Having created Adam and Eve and placed them in a wonderful garden which provided richly for all their needs, God told them not to eat of the fruit of the tree of the knowledge of good and evil. “For,” said God, “if you do so you will die.” Along comes the devil, in the form of a serpent, and he says to Eve, “Did God really say that you couldn’t eat any of the fruit of the garden?” Notice how he subtly twists God’s words. When Eve corrects him and tells him that there is only one tree from which they may not eat, for if they do so they will die, the devil replies: “You won’t die! God doesn’t want you to eat it for if you do you will become like him.” The devil’s strategy is always the same: first, he tries to get us to doubt the truth of God’s Word; then, he substitutes his lie. But the devil’s lies cannot change the Word of God. Adam and Eve did die, and they didn’t become like God.
Paul is warning the Corinthians that the devil is at work among them, not in the guise of a snake but in the guise of false teachers proclaiming to speak for Christ but actually preaching a false Christ, a counterfeit Holy Spirit, and a corrupted gospel. Later in this eleventh chapter he reminds them that Satan disguises himself as an angel of light, and Satan’s servants disguise themselves as servants of Christ. The false teachers are saying that the death of Christ on the cross is not enough for salvation; good works must be added. They are proclaiming that the Holy Spirit is present only in those who speak in tongues or display other types of miraculous signs. They are declaring that the gospel is only for those who are Jews, so for a Gentile to be saved he or she must first become a Jew.
God is jealous for us. He told Adam and Eve not to eat of the particular fruit precisely because he loved them and knew the consequences of their disobedience. He tells the bride and the groom to remain faithful to each other because he knows the consequences of unfaithfulness. He comes to us this morning through his holy Word and he reminds us that when we stray from a pure and undivided devotion to Christ, by listening to those who preach a different Christ, a different Holy Spirit, a different gospel than what we find in God’s Word, we will be deceived and in our deception we will suffer harm. God loves us too much to simply sit back and watch it happen. He is jealous for us and calls us to a wholehearted devotion to his Son and to his Word.
The only antidote to the lies of Satan is a steady, daily diet of God’s Word.

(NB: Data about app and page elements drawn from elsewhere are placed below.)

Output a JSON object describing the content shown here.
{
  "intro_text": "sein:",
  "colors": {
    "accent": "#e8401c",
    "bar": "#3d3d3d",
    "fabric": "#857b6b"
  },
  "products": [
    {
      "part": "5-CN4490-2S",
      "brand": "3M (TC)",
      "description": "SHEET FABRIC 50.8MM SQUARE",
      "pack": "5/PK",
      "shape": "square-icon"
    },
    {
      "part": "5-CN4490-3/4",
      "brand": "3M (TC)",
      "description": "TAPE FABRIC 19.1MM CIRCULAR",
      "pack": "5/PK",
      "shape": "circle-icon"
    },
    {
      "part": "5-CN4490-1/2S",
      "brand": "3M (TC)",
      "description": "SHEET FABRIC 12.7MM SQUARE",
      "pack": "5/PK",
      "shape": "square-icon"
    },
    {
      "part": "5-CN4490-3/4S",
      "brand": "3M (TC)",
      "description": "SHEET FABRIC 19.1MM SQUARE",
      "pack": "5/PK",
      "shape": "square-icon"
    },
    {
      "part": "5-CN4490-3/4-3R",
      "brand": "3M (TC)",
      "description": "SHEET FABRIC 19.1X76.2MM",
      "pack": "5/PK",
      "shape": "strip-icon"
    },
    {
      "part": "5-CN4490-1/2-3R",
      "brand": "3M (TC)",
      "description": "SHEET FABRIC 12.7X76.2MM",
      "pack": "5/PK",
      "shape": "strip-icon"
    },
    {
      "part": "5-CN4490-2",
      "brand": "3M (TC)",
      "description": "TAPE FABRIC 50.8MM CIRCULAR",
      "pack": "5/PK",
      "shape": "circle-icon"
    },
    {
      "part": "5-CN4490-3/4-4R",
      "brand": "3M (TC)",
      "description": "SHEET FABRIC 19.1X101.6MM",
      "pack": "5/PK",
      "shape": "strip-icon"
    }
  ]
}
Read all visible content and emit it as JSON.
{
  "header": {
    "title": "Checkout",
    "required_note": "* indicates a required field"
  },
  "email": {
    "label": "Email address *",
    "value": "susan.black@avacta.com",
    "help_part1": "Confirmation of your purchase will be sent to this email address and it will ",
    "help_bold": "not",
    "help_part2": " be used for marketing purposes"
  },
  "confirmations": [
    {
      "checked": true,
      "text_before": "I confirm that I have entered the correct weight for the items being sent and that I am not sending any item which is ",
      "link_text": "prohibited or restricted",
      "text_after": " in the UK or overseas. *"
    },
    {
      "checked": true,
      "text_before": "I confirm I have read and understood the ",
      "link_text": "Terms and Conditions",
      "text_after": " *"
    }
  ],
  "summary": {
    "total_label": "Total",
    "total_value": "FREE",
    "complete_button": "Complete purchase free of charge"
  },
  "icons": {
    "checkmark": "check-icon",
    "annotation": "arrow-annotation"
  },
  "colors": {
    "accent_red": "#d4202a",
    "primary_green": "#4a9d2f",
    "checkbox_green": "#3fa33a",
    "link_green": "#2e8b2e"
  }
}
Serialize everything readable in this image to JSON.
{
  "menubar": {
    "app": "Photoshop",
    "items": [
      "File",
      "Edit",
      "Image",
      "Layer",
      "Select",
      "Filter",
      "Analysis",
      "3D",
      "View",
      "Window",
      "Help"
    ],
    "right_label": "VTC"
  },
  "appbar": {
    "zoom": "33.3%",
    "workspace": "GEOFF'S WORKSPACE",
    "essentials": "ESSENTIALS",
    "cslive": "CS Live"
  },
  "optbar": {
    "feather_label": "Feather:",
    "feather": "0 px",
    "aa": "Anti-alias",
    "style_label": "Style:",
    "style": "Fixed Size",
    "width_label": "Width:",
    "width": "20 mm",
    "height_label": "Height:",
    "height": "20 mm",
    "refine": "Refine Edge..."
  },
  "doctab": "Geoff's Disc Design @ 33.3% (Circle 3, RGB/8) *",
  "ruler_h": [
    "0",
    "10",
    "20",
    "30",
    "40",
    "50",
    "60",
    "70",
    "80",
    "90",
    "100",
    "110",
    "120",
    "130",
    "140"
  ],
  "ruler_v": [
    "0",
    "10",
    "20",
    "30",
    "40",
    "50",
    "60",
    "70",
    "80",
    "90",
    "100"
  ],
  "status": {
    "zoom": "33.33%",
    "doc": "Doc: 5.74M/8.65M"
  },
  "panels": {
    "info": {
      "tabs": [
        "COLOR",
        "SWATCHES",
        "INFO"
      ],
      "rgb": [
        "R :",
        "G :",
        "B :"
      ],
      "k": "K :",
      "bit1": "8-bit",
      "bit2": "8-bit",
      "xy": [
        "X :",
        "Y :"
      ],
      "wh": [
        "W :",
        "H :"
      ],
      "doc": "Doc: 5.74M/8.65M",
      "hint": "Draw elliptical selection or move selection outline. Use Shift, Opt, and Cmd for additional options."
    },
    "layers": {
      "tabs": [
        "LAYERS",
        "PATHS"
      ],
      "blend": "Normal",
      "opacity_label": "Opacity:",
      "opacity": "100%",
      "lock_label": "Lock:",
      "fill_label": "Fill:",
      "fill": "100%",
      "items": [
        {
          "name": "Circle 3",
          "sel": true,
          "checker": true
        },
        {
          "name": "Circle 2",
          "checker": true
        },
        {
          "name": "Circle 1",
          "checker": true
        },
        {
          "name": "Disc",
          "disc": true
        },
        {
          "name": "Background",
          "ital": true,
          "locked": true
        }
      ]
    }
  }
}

Read it, meditate on it, ask the Holy Spirit to increase your understanding of it, and act on it. Couple regular time in Scripture with regular time in prayer, giving God your undivided attention, and you will know the blessing of a close, intimate relationship with the One who loves you more than you can even imagine and wants only the very best for you. Because, he is jealous for you.